Once you know which type of perch to buy, the rest is easy.
- Choose at least one rigid and one non-rigid perch for the cage.
- Perches should be as large as possible but still leave some space for flying. They shouldn’t block access to food and water.
- Don’t buy sandpaper perch covers. They tend to hurt the bird’s feet. It’s better to invest in a soft, sandy, or cement perch.
- Don’t go for cheap plastic perches. They are a hazard.
- Birds like porous wood, even though it’s not very long lasting. Consider it as a good non-rigid perch candidate.
Things to consider when choosing a bird perch:
The ideal bird perch collection includes a soft perch made from natural material, an edible perch, and a cement or sandy perch for nail and beak trimming. If your cage is too small, you can skip the edible perch, but the other two are vital to your bird’s health.
Perch Tip #1
Buy several perches for your bird. One is never enough. Birds need to put equal pressure on all parts of its feet in order to stay healthy. One perch may not provide this option.
Perch Tip #2
Check the perches for damage on a regular basis. Damaged perches can harm a bird. Natural perches usually need to be replaced about once a month.
How to Make a Bird Perch
If you are on a tight budget, love DIY projects, or both, you may want to make a bird perch on your own. It’s fairly easy.

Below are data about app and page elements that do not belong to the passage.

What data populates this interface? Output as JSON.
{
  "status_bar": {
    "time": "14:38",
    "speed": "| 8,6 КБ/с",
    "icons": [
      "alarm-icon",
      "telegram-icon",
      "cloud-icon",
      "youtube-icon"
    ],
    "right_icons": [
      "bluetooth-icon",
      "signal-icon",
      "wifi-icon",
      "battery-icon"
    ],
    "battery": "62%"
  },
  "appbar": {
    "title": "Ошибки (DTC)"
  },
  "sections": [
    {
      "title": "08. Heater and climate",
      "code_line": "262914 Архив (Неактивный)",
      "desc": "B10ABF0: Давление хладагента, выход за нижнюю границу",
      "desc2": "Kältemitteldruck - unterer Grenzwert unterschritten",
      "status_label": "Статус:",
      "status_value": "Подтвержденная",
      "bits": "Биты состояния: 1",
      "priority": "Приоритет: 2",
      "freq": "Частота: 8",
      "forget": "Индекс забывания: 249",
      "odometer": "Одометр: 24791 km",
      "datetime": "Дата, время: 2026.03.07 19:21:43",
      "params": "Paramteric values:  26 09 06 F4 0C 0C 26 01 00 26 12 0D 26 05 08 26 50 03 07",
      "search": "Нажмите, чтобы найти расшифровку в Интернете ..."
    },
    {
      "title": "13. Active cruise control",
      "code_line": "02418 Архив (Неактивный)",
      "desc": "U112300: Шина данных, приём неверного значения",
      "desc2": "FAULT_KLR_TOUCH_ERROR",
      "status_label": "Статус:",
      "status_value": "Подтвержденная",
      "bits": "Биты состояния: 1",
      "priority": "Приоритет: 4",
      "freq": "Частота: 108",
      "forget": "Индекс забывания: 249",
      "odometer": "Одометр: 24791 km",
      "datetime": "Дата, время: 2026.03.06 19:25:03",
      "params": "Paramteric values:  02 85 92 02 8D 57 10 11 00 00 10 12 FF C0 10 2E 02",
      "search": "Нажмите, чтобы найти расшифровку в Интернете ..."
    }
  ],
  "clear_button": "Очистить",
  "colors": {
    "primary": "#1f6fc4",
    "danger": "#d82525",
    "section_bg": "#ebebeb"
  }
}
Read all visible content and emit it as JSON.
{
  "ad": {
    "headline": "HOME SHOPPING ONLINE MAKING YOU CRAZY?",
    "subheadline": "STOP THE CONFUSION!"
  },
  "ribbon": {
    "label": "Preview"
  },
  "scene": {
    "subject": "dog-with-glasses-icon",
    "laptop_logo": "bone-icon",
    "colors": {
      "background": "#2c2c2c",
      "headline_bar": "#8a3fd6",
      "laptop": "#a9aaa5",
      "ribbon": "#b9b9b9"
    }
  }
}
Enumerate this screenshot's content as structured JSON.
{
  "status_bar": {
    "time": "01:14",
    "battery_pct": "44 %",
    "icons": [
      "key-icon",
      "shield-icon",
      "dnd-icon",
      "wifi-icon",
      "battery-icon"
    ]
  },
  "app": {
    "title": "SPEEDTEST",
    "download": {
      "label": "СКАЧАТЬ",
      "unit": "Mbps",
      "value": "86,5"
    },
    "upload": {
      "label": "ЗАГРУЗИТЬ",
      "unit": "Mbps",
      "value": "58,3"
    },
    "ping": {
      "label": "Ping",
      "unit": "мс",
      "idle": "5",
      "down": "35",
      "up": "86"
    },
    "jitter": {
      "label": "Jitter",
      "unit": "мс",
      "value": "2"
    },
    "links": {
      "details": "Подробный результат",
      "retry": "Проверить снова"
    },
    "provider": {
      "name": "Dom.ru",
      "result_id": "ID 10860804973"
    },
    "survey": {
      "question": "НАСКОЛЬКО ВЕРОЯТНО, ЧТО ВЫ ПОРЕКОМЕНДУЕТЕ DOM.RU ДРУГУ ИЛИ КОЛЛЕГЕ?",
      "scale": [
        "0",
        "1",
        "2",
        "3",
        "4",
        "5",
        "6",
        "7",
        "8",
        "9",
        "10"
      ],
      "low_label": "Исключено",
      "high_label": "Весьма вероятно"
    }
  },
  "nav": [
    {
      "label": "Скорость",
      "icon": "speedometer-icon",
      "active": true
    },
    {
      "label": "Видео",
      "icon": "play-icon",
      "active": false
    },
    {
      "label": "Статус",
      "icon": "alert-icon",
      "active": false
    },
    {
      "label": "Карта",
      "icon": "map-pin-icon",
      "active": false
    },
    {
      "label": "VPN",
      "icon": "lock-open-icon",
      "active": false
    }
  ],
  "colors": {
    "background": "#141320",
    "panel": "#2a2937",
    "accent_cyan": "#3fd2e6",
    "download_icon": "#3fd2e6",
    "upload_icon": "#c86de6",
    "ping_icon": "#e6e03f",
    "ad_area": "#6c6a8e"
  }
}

- Measure the cage to figure out the size of the perch you need.
- Find an untreated and unsprayed tree and cut a branch off.
- Sterilize the wood in a bleach solution (1 part bleach, 10 parts water) by soaking it for 10 minutes, then rinsing and air-drying.
- Take small wooden blocks and place them outside the cage at the perch level.
- Hold the wooden blocks outside and the branch inside the cage.
- Drill the screw through the outside block into the perch so it stays firmly in place.
Helpful Tip #1
Another way to sterilize the wood is to wet it and bake in the oven at 300°F.
Helpful Tip #2
Bring branches of different diameter, sterilize them, and allow your bird to walk over them in order to determine the ideal size.